The 40 extra horses aren’t immediately perceptible because the V12 produces so much power to begin with. At full throttle, the Aventador is so quick that it feels like it could take off if it was fitted with wings. The symphony of 12 pistons screaming away inches from your eardrum is even more pronounced than before thanks to a redesigned exhaust system, and it fills the cabin like only the best sound system on the market can. Truth be told, I never bothered turning on the radio during my time behind the wheel.
The rear-wheel steering transforms the Aventador into a whole new car that’s nimbler, more sure-footed, and more playful when the pace picks up. It’s quicker around turns – especially the sharp ones like I encountered on the Ricardo Tormo track in Spain – and it’s much more stable at triple-digit speeds. As you approach the apex in a corner, it feels like the front end and the rear end are working in unison. The steering remains quick, precise, and weighted just right.
Shifting gears can be done automatically or manually using the large paddles mounted behind the steering wheel. Either way, the next gear up comes quicker than you thought possible with a bang that punches you back in the seat like the recoil on a Beretta shotgun. The four-wheel drive system and the sticky tires help keep the Aventador S planted on the road, while R&D’s suspension wizardly makes body roll non-existent. Watch the S race around a track, and you’ll notice it almost looks like it’s at a standstill even when it’s cornering hard.
When track time was over, I headed for the back roads around Valencia. Surprisingly, the Aventador S proved to be a docile car that just happens to be really fast and a serious attention-grabber. A button on the center console conveniently raises the ride height in order to clear speed bumps, which avoids costly damage to the lower body panels, and there’s even a start/stop system to keep fuel mileage in check.
Historically, supercars have been super quick and super uncomfortable to drive on a regular basis. Those days are long gone; Lamborghini made the Aventador S as livable as possible without compromising performance. On back roads, the ride is firm without being stiff or harsh, and visibility is acceptable. Every piece of trim, every button, and every inch of leather feels top-notch. The infotainment system isn’t the most modern unit on the market, but the S partially makes up for it with Apple CarPlay.
Day-to-day usability is further augmented by a fourth-driving mode named Ego, which lets the driver customize a handful of key parameters. For example, it’s possible to set the steering and the traction control settings to Sport, and dial-in Strada’s softer suspension for a more compliant ride.
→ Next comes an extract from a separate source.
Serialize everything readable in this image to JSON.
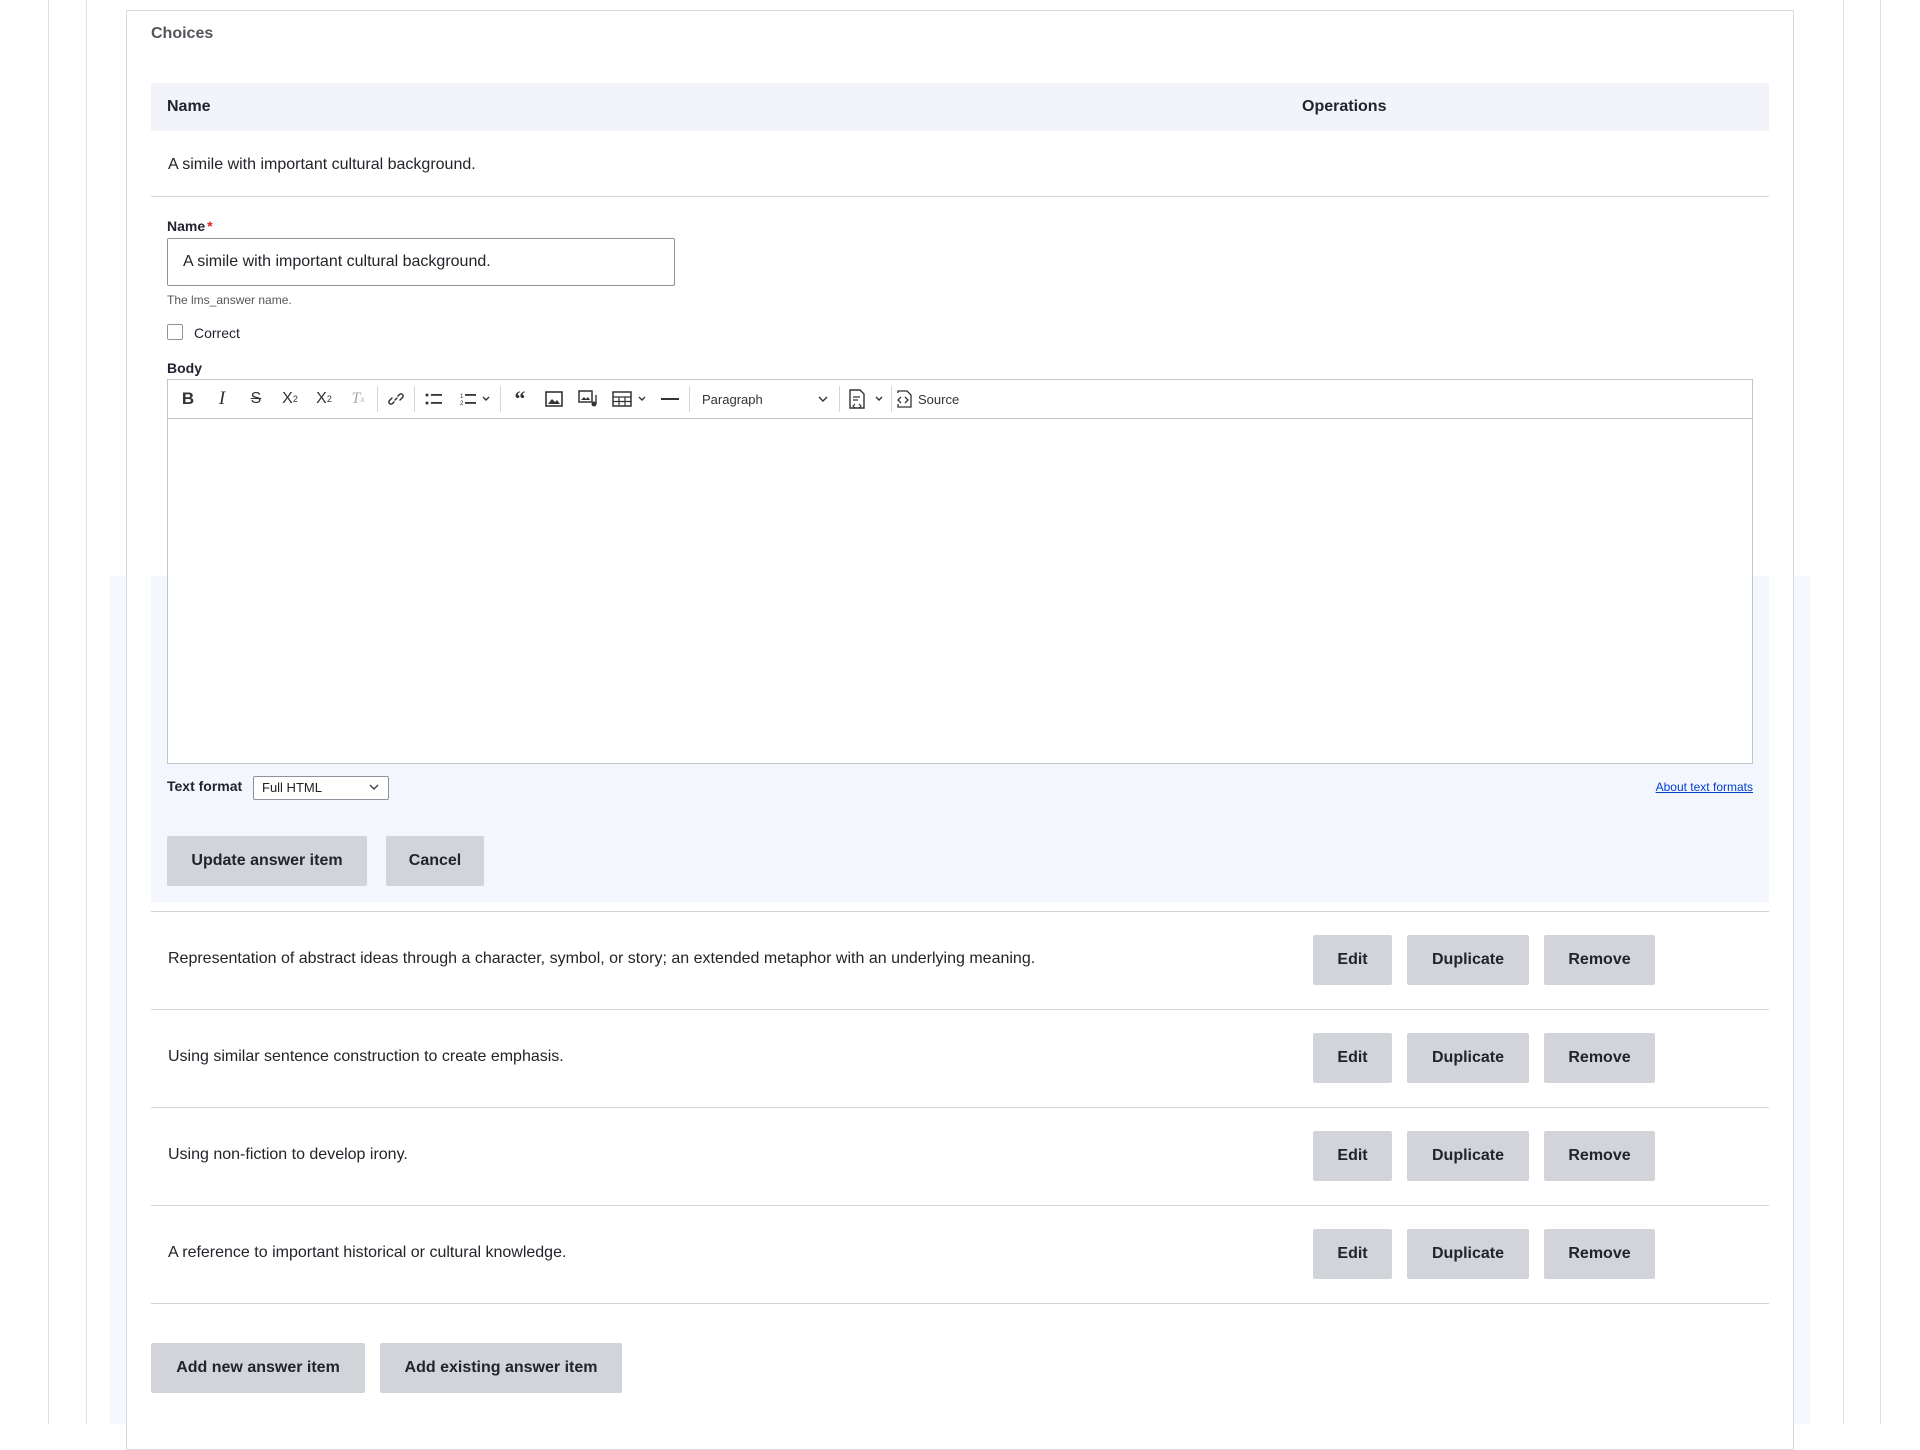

The Lamborghini Aventador S is brimming with cutting-edge features, and it’s better for it. It’s also a throw-back to simpler times when supercars were all about raw power and striking looks, and electric motors were used for windows and windshield wipers. The genes that defined the Miura, the Countach, the Diablo, and the Murciélago are alive and well in the newest Raging Bull.
Lamborghini’s commitment to keeping the naturally-aspirated V12 engine alive is what makes the Aventador S stand out from every other mid-engined sports car on the market today. Make an appointment with your cardiologist as soon as possible if a hot lap with 740 horses under your right foot doesn’t get your heart pumping.
- Sonorous naturally-aspirated V12 engine
- Enormous benefits of four-wheel steering
- Inimitable supercar looks
- Top-notch interior
- Not for the low-profile crowd
- No Android Auto
- Lanzador concept previews Lamborghini’s first EV
- Volkswagen is launching its own self-driving car testing program in the U.S.
- Mercedes-Benz EQE SUV first drive review: ’90s look, cutting-edge tech
- 2022 Rivian R1S first drive review: An EV SUV fit for an expedition or a drag race
- Watch folks react to their first ride in GM Cruise’s driverless car